Required work |
Copy each line containing the word "this" from the records that follow, please.
——————————
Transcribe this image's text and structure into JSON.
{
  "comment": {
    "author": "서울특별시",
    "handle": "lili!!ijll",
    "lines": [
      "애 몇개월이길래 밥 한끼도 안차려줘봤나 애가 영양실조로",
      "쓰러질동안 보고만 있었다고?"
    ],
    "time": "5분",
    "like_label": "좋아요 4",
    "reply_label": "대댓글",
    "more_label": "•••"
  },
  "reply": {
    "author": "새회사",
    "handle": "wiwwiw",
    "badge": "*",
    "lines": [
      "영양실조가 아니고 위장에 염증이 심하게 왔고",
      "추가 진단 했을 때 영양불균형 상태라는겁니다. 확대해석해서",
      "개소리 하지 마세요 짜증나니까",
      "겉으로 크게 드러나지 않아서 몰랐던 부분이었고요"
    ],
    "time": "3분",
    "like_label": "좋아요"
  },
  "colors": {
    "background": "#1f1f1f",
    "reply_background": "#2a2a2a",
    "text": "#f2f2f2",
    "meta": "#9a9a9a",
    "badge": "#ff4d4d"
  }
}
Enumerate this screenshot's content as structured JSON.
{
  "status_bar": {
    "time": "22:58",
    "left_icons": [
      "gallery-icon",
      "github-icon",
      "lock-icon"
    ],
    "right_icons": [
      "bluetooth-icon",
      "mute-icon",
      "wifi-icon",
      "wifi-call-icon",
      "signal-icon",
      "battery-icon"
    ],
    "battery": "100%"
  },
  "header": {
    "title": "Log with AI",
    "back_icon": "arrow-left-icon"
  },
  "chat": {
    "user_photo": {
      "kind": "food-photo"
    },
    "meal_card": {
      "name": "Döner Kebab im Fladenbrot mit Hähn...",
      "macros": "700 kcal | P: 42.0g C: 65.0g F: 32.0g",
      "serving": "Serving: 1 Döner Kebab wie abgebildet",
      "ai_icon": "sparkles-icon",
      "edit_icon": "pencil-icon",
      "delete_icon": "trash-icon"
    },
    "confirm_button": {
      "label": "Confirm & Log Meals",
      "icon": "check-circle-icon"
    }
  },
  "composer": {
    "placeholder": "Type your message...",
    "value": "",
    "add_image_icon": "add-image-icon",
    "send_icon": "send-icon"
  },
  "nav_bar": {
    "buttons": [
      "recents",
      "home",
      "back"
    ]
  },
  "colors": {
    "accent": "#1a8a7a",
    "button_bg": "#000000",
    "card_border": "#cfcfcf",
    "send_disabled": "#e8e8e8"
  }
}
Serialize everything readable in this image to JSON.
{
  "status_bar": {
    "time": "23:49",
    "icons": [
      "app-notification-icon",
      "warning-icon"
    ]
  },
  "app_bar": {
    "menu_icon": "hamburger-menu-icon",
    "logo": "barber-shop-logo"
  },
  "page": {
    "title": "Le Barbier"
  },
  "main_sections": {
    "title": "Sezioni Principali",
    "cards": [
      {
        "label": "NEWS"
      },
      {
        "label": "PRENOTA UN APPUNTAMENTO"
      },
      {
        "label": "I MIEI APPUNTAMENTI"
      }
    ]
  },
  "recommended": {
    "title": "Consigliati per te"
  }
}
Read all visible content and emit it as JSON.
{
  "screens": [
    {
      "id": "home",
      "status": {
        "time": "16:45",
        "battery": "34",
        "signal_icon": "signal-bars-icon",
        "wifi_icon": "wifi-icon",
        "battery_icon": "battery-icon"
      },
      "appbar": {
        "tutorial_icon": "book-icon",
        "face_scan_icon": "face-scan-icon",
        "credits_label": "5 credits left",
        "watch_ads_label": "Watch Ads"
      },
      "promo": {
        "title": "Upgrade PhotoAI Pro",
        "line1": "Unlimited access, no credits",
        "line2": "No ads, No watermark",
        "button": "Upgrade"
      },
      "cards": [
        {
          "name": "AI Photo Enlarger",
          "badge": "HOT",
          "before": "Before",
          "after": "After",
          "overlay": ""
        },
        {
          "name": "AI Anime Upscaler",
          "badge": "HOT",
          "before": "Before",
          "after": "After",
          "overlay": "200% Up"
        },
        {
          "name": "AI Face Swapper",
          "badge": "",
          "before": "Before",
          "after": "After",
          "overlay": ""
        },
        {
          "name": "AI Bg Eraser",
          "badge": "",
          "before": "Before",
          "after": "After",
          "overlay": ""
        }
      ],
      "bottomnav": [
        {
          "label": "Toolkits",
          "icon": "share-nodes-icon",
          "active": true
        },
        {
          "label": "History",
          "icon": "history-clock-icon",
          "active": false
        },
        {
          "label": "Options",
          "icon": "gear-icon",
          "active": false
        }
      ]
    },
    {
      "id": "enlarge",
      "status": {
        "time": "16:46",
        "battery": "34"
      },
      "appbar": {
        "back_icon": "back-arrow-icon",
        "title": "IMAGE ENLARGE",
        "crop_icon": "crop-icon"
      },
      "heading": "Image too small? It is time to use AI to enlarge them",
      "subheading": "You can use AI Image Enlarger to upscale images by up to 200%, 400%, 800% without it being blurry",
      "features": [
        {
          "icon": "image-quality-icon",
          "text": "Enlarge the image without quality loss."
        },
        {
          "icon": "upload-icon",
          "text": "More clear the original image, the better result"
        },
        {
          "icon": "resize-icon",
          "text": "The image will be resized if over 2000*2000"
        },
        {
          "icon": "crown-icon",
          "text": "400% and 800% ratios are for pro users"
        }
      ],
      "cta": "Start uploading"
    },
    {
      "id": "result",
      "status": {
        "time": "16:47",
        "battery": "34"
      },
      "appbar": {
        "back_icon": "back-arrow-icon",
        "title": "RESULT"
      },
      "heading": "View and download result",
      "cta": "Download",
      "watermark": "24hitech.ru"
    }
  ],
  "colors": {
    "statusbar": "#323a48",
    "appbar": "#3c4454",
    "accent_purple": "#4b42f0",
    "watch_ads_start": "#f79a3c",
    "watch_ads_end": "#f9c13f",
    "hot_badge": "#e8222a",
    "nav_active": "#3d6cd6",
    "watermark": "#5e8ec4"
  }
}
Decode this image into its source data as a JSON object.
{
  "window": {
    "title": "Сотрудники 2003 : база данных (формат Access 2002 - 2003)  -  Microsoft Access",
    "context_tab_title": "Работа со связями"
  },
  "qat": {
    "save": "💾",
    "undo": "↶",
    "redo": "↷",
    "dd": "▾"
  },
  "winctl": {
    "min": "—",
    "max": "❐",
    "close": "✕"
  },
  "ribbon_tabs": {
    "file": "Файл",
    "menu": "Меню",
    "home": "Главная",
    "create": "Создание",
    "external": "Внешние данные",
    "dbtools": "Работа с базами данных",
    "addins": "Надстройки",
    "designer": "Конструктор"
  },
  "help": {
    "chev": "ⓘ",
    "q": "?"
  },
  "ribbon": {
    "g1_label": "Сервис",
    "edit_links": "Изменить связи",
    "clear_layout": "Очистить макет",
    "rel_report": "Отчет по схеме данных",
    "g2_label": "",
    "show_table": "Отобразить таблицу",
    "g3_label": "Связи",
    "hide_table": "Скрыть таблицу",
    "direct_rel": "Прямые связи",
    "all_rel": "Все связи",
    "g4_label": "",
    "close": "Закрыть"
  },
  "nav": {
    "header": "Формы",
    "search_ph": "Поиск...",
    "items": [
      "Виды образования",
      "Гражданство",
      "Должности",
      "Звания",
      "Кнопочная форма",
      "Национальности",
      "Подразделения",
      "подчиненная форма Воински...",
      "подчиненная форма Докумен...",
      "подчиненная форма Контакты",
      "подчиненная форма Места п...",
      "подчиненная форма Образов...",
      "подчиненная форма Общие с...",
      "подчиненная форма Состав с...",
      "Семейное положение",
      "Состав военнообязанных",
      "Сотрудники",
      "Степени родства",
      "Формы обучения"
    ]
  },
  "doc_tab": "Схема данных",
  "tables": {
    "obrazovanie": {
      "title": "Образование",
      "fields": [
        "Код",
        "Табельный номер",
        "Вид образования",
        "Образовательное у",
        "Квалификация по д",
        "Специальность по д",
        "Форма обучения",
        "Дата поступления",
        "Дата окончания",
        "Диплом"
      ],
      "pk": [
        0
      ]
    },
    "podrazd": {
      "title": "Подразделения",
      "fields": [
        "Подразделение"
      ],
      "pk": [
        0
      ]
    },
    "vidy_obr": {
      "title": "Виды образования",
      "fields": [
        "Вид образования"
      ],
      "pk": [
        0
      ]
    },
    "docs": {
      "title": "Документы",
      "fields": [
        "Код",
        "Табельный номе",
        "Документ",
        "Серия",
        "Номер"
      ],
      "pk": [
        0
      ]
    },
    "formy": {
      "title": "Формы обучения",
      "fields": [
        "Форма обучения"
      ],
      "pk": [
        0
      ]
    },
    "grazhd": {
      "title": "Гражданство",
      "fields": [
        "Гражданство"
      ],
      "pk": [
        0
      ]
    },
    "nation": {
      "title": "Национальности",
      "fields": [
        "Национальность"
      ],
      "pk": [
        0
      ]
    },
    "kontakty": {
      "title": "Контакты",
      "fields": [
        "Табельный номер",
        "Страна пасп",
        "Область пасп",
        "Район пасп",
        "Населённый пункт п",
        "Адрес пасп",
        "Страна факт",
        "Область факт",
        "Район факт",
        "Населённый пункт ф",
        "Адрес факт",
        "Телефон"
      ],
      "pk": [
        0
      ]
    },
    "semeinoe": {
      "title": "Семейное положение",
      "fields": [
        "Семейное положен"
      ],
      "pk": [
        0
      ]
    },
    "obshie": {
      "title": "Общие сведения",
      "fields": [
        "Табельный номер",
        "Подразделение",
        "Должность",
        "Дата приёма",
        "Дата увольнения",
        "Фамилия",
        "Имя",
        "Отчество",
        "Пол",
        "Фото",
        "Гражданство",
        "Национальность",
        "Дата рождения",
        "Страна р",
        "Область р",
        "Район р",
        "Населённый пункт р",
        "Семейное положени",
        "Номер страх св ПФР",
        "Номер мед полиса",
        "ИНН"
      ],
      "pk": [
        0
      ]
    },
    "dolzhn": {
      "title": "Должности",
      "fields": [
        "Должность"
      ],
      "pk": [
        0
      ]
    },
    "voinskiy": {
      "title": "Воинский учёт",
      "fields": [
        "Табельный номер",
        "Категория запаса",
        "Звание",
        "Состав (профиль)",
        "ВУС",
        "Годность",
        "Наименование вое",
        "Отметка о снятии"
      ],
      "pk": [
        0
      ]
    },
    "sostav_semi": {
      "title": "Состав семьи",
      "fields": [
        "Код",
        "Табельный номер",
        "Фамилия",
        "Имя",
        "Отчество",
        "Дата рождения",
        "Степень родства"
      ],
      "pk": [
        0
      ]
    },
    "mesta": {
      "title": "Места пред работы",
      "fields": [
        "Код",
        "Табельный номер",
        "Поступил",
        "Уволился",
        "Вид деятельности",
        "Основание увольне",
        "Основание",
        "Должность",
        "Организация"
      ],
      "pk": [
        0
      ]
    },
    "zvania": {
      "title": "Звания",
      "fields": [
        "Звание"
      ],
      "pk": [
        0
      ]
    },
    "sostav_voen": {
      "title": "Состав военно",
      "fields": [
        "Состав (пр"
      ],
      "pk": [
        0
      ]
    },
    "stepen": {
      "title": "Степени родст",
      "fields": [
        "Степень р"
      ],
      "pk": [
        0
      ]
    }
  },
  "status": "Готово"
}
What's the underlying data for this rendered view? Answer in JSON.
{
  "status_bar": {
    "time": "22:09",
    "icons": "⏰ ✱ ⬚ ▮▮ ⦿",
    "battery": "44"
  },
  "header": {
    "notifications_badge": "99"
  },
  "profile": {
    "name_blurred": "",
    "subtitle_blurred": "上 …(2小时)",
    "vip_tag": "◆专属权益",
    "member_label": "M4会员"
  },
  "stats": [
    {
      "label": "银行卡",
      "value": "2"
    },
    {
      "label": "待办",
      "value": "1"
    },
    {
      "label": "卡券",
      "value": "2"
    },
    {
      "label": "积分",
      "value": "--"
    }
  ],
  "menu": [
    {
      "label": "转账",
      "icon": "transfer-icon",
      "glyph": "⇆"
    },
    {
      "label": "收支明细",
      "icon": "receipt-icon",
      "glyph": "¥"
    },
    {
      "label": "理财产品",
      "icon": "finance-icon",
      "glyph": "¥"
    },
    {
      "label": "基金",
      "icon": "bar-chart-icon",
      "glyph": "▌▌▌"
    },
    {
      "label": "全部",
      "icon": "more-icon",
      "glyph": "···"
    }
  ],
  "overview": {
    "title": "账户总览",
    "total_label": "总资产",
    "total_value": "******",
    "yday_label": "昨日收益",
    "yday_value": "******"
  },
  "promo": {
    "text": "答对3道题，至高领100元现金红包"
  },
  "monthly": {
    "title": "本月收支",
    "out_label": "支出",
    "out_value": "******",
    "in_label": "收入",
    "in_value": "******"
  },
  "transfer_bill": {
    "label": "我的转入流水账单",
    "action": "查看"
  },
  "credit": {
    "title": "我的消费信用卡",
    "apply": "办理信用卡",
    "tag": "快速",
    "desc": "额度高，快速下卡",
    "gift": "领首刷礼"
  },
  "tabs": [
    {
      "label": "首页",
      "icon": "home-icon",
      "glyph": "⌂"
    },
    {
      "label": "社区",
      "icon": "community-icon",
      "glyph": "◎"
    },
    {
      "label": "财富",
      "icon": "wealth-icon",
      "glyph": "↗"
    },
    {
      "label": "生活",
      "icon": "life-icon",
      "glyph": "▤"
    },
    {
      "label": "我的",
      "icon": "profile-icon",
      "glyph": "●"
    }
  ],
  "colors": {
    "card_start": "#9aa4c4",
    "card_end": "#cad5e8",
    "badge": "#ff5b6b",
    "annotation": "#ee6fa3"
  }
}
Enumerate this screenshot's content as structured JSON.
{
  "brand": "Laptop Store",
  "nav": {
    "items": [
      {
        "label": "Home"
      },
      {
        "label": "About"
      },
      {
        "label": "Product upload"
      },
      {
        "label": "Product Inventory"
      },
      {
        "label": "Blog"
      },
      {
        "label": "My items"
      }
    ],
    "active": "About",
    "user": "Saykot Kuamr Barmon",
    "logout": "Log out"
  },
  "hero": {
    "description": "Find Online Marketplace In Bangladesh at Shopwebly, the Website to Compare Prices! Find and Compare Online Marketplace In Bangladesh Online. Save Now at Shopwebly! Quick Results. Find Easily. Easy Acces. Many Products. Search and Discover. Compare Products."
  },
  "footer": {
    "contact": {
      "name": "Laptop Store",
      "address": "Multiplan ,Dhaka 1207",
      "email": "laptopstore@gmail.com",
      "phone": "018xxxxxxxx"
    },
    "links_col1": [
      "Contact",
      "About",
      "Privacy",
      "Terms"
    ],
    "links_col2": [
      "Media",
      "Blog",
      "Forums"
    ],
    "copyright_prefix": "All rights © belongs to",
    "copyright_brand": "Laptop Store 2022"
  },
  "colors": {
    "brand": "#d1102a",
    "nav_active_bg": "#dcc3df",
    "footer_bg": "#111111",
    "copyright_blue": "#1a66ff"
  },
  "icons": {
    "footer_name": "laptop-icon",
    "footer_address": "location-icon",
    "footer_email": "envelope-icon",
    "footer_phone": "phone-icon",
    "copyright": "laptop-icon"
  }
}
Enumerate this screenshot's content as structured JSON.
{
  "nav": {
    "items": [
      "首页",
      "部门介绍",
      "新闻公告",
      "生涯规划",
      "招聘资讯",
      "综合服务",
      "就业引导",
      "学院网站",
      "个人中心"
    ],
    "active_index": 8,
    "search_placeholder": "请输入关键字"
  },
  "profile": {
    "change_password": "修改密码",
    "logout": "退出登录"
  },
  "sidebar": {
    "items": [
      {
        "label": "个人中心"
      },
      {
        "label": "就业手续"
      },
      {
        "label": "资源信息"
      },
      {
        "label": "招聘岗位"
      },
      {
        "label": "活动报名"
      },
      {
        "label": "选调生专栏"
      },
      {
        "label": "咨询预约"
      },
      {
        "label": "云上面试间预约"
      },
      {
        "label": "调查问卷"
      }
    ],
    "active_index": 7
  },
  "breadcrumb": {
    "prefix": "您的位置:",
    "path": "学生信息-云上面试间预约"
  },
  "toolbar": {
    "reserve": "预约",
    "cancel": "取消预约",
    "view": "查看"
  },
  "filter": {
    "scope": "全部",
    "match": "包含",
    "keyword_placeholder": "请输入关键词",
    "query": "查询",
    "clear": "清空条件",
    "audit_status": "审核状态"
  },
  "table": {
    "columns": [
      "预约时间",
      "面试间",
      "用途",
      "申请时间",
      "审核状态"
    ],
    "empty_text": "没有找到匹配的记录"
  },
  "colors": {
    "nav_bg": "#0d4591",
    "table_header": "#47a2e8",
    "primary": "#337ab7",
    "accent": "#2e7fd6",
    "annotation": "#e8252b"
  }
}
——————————
Finished exercise |
Transcribe this image's text and structure into JSON.
Enumerate this screenshot's content as structured JSON.
Serialize everything readable in this image to JSON.
Decode this image into its source data as a JSON object.
What's the underlying data for this rendered view? Answer in JSON.
Enumerate this screenshot's content as structured JSON.
Enumerate this screenshot's content as structured JSON.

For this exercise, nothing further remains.